§ Task brief
In the entries, find all lines that hold the word "dialog" and copy them.

§ Extracted records

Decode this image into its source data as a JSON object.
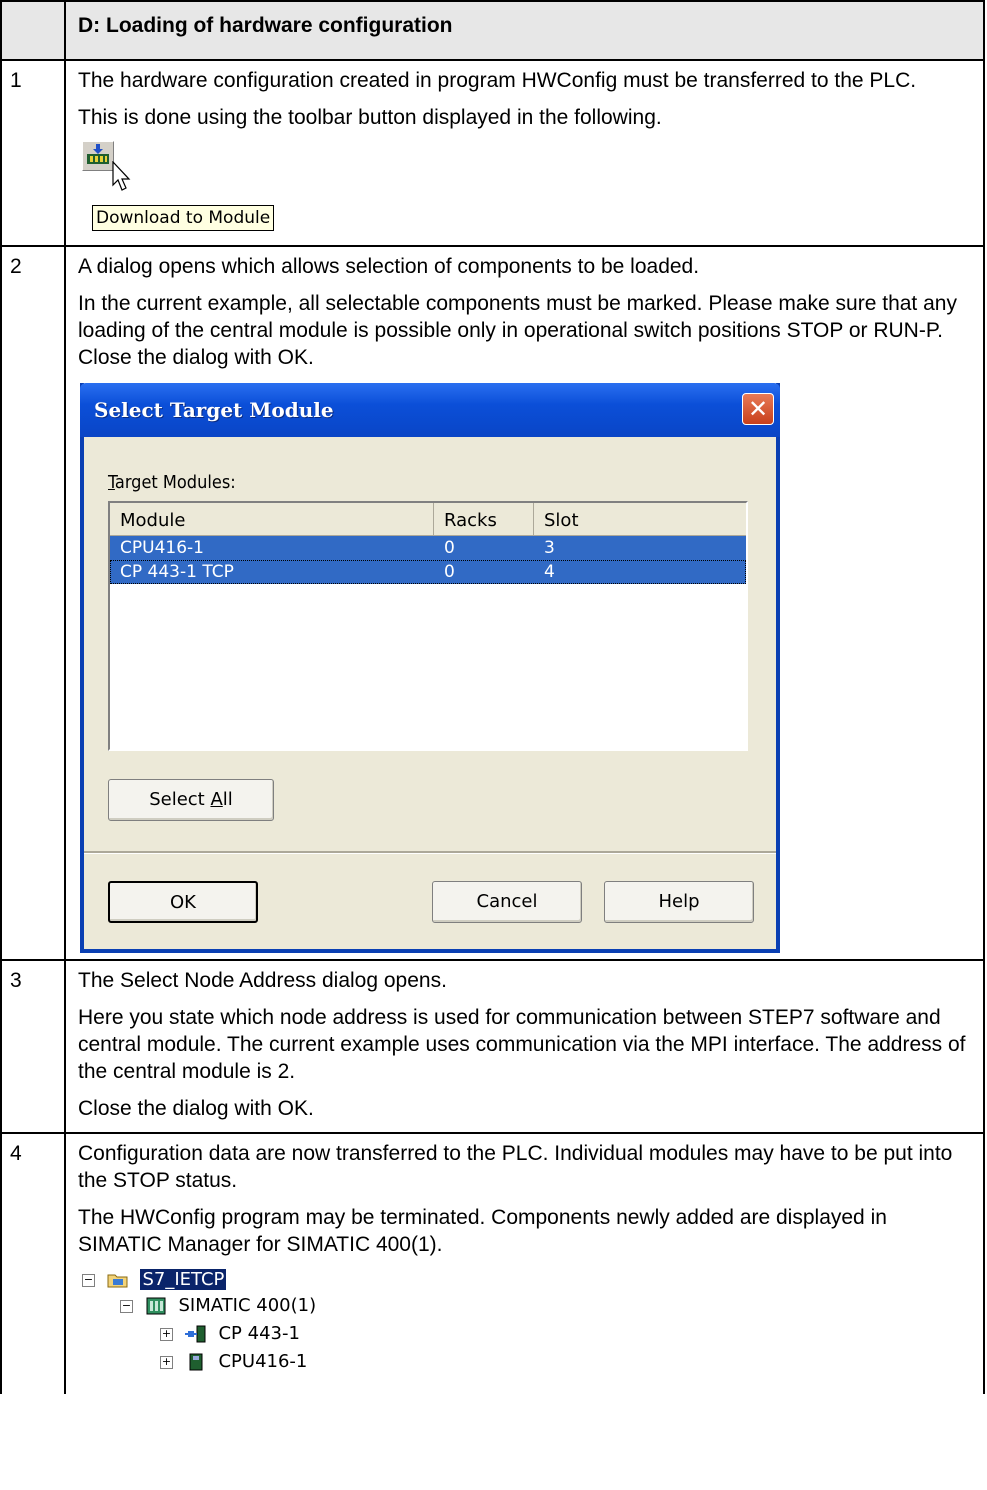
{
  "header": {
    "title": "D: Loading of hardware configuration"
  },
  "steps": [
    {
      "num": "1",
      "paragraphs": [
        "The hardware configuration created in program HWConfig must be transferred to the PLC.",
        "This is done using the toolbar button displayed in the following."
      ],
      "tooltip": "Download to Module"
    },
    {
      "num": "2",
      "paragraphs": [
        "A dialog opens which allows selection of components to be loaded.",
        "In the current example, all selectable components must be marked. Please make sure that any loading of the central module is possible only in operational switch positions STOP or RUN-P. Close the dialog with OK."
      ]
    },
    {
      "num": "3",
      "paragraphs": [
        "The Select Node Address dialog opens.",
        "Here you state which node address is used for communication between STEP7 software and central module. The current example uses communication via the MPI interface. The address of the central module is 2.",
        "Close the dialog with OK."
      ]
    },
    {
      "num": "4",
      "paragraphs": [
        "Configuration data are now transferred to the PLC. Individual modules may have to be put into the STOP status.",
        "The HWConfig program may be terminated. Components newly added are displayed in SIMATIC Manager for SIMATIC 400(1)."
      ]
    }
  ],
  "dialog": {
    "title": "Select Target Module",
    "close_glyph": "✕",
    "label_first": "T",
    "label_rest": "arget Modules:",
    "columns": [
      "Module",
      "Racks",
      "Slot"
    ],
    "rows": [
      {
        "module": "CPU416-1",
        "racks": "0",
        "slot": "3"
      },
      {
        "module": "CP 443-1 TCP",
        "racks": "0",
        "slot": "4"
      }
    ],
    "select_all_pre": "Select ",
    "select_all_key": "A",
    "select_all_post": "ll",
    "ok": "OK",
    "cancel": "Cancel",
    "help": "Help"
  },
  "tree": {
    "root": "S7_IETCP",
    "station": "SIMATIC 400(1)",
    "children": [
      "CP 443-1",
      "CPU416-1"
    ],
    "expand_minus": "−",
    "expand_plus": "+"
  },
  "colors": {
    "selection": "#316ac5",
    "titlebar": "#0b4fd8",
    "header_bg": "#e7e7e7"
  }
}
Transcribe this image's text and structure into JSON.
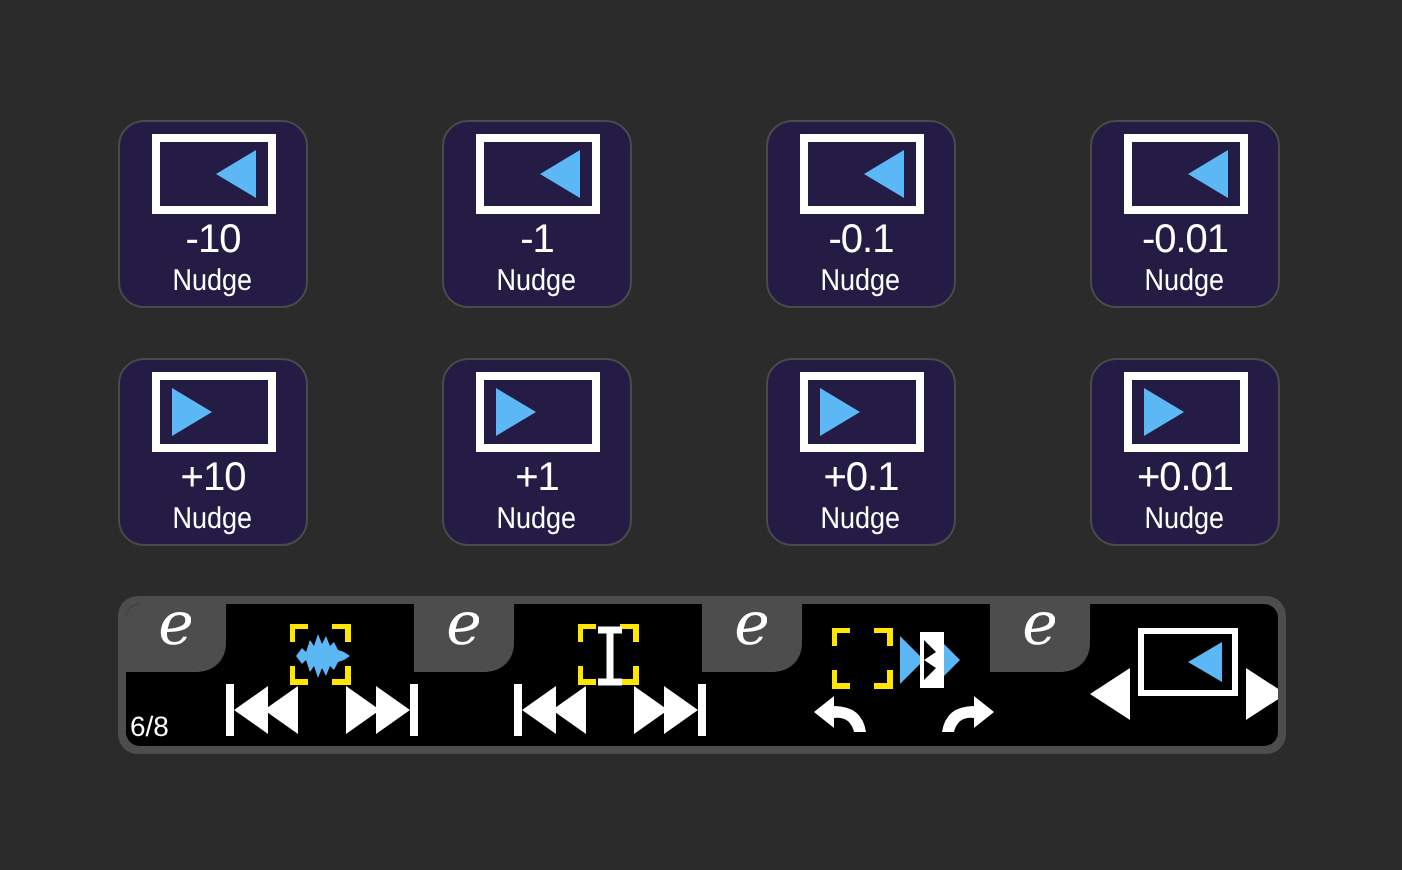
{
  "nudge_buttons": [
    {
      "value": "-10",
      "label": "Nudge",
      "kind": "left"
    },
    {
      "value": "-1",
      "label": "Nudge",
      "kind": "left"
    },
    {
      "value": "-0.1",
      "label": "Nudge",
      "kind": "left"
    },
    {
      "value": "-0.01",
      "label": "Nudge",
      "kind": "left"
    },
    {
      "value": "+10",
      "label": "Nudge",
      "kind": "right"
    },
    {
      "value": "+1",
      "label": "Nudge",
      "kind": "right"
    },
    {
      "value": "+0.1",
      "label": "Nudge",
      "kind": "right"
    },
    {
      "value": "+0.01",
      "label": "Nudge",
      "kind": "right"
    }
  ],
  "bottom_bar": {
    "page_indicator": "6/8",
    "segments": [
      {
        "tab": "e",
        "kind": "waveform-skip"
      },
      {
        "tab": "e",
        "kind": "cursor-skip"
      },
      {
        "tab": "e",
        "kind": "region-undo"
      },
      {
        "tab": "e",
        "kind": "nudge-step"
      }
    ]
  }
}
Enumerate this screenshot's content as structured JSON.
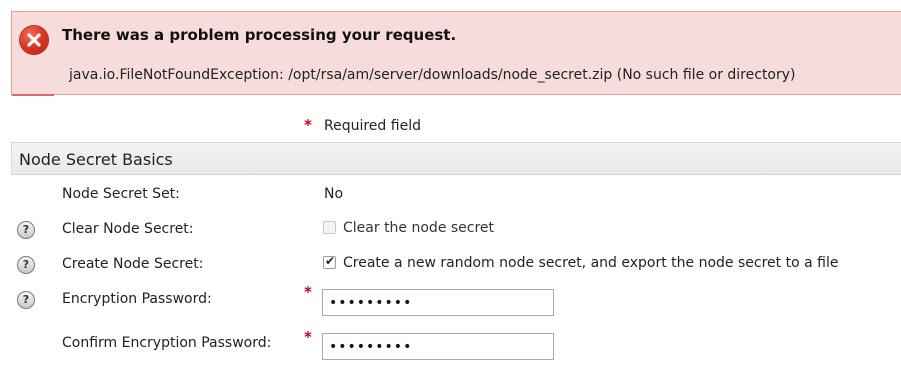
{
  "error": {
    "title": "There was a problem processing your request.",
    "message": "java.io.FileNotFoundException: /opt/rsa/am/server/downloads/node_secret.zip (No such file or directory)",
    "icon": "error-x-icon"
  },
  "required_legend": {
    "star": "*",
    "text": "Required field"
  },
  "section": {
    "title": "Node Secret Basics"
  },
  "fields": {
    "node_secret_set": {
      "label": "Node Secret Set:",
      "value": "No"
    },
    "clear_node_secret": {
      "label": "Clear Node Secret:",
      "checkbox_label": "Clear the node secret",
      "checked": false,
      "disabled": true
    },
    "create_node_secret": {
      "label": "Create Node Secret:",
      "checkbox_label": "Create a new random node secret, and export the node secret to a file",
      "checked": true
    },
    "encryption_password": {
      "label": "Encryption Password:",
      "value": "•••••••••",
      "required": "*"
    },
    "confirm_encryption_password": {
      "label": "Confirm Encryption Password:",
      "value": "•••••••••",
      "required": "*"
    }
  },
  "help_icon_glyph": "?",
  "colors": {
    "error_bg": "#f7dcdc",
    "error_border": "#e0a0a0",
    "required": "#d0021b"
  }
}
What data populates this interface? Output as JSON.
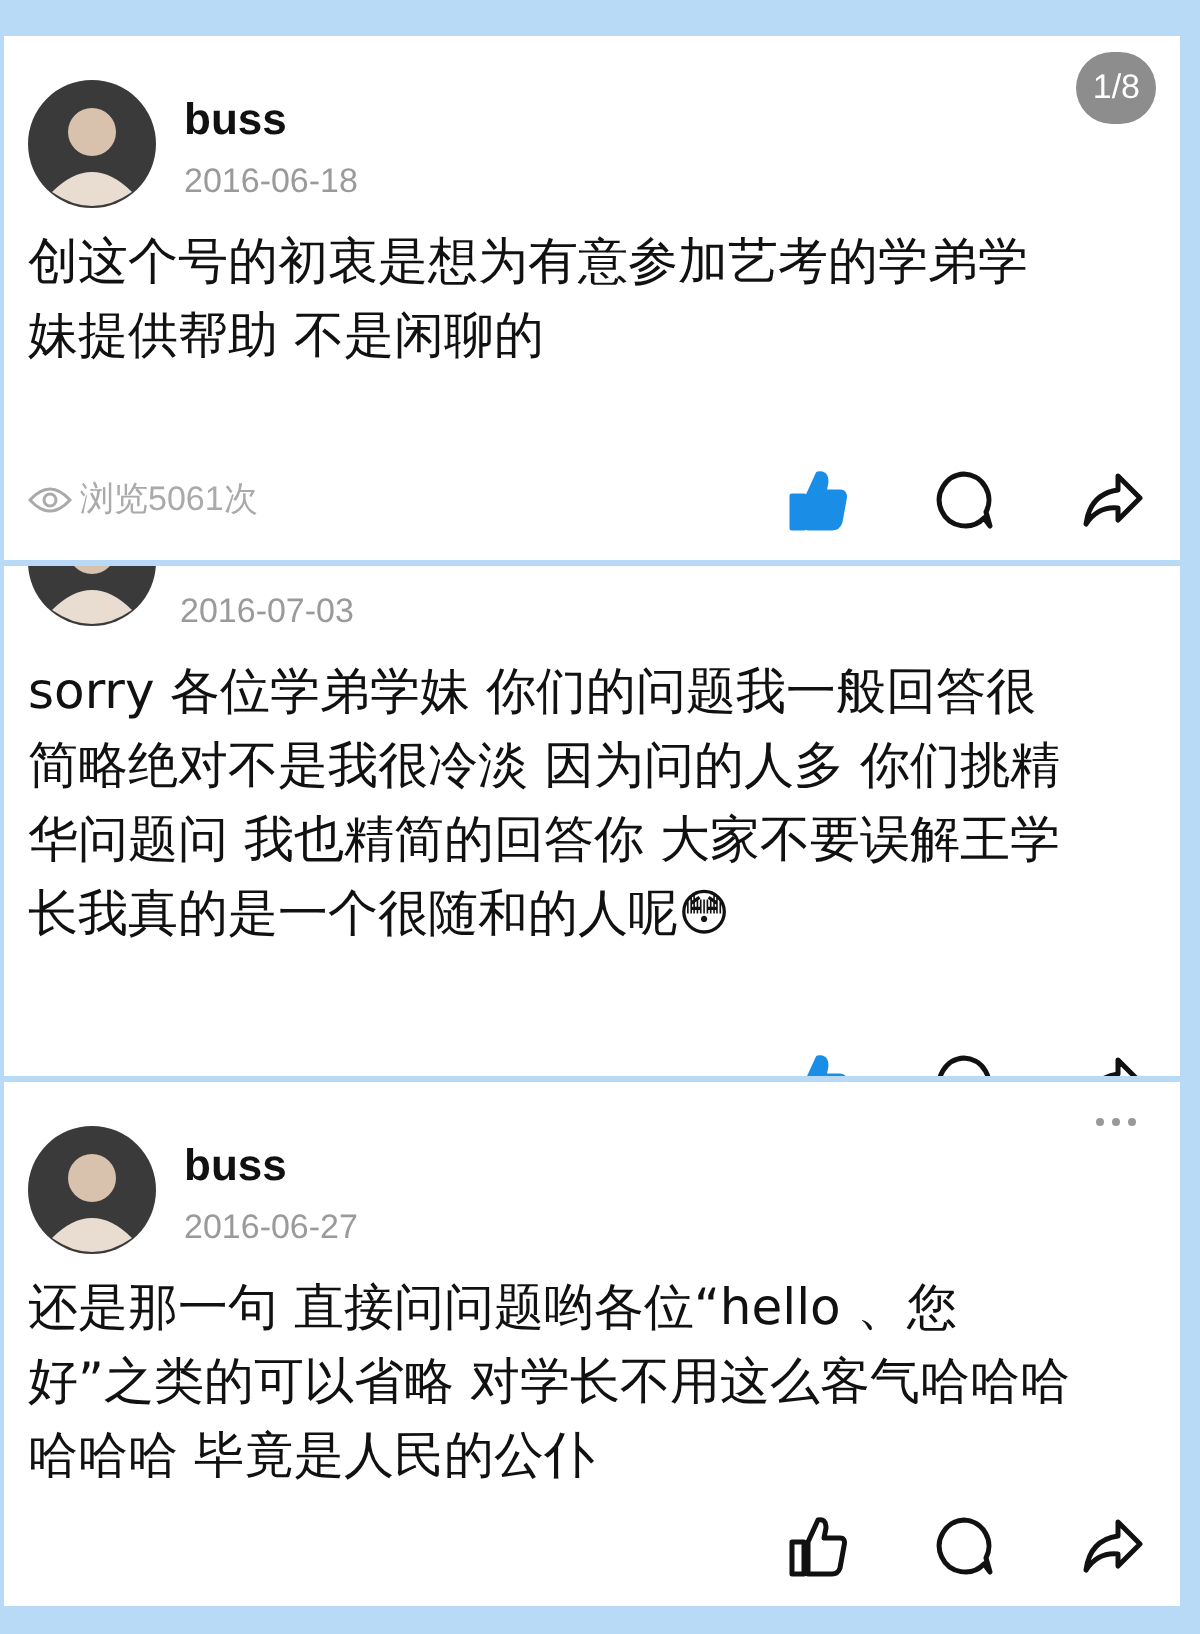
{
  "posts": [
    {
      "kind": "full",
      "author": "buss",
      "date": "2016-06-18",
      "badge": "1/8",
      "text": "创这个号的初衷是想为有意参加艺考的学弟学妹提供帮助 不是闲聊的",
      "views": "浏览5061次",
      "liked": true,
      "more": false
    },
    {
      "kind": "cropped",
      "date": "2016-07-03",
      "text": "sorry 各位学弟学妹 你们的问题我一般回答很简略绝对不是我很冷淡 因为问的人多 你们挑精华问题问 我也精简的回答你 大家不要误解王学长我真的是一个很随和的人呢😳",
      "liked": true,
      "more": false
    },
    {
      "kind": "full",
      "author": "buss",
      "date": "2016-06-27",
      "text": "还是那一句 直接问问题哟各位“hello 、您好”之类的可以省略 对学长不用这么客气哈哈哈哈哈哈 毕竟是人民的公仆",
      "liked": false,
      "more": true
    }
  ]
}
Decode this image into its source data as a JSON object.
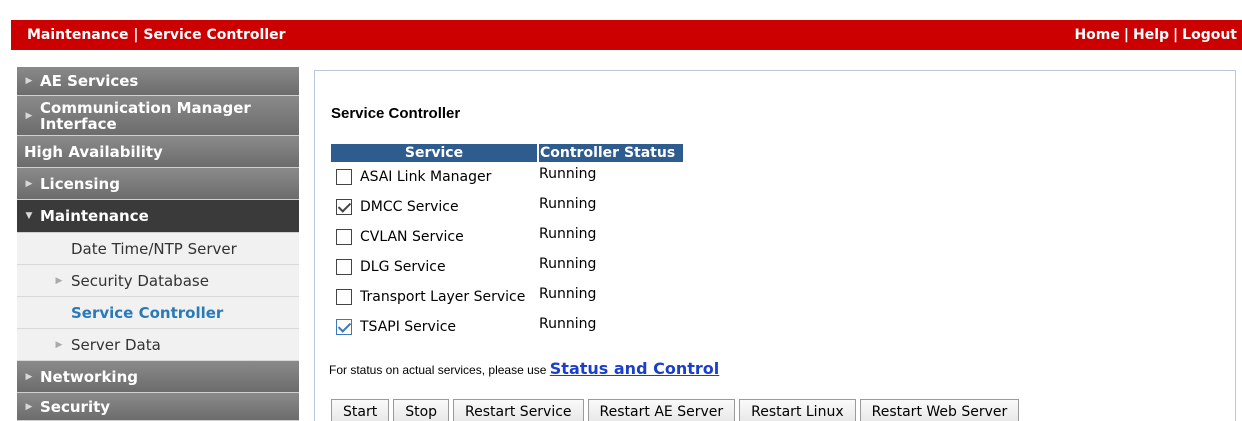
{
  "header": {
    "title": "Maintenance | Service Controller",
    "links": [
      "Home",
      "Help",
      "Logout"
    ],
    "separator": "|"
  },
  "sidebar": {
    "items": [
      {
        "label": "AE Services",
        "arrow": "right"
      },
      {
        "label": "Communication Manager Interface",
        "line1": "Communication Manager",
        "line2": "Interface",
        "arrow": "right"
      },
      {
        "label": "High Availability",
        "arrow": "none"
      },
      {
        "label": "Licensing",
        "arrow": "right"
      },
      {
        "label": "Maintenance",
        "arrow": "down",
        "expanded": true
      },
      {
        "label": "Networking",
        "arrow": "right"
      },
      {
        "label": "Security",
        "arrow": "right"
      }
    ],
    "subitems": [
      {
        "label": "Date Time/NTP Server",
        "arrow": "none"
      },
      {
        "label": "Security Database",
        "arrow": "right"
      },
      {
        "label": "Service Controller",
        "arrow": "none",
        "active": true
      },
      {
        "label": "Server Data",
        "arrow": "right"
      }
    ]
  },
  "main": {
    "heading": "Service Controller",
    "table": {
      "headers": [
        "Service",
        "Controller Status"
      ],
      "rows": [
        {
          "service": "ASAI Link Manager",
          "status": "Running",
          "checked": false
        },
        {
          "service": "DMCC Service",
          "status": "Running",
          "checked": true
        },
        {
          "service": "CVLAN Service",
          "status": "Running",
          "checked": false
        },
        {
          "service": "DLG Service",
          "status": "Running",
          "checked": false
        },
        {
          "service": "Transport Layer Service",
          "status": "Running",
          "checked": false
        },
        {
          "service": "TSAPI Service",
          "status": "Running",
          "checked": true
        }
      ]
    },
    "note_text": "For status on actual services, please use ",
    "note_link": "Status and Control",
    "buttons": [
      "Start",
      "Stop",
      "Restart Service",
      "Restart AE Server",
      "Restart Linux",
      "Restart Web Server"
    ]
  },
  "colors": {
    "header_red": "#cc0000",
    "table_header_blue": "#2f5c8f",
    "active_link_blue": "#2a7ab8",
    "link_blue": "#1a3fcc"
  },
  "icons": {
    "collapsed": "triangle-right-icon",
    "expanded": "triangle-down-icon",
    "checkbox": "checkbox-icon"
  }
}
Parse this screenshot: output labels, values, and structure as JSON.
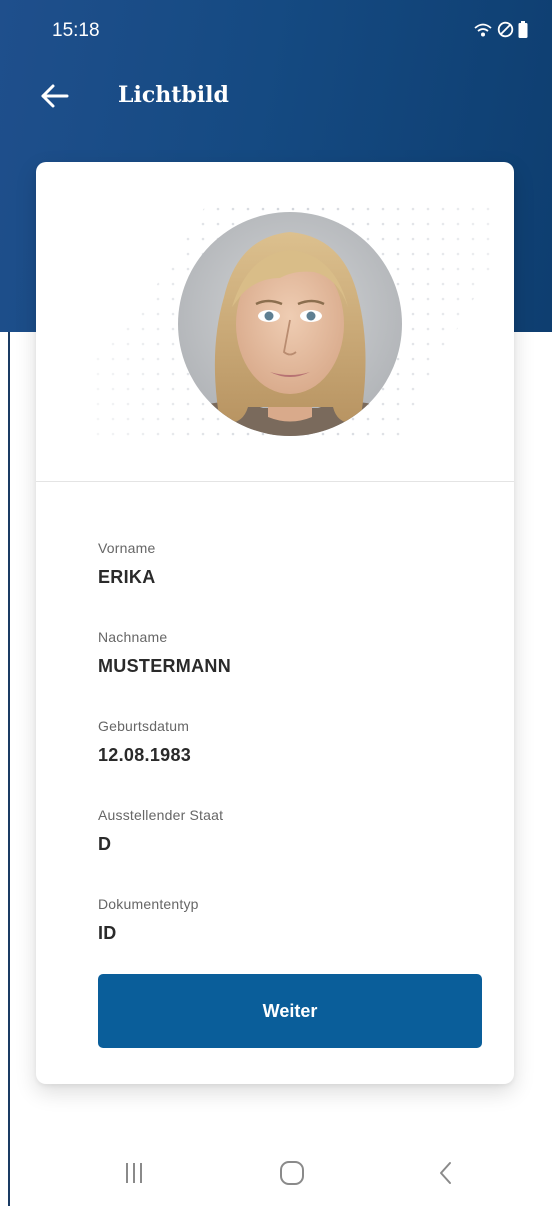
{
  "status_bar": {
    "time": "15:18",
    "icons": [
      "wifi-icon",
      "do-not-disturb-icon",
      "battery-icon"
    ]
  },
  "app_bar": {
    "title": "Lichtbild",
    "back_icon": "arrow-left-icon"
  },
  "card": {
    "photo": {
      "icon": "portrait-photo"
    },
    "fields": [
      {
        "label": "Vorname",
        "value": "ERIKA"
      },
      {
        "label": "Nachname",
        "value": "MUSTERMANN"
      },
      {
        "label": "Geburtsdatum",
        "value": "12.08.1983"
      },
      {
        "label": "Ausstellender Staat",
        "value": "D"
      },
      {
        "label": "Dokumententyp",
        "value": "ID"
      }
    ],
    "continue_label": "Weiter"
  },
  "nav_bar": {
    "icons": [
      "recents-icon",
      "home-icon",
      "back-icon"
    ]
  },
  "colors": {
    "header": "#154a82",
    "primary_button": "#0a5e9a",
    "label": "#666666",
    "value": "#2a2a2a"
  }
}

§ Response for this exercise
        "A dialog opens which allows selection of components to be loaded.",
        "In the current example, all selectable components must be marked. Please make sure that any loading of the central module is possible only in operational switch positions STOP or RUN-P. Close the dialog with OK."
        "The Select Node Address dialog opens.",
        "Close the dialog with OK."
  "dialog": {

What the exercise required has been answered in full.